* Task details
The answer should be one number: the count of lines in the listing below with "icon" in them.

* The data
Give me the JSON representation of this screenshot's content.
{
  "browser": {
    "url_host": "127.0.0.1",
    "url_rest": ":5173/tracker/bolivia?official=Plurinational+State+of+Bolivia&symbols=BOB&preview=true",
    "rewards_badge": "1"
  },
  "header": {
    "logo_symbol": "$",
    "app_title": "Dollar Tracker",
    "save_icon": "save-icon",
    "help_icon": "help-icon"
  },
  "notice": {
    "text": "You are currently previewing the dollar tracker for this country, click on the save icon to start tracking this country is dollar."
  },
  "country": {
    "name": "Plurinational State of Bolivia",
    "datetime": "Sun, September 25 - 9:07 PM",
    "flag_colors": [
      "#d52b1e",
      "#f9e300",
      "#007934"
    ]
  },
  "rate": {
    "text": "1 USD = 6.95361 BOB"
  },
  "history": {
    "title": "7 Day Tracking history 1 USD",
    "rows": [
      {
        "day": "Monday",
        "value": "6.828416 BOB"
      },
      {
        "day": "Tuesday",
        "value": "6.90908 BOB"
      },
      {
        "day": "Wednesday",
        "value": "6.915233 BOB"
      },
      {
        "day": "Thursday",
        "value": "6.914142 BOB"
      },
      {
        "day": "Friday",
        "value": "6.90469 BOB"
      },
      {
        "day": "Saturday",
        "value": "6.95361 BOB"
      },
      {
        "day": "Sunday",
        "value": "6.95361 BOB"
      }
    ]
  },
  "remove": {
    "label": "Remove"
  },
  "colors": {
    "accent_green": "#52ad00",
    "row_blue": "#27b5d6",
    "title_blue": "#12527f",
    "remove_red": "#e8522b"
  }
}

* Answer to this problem
3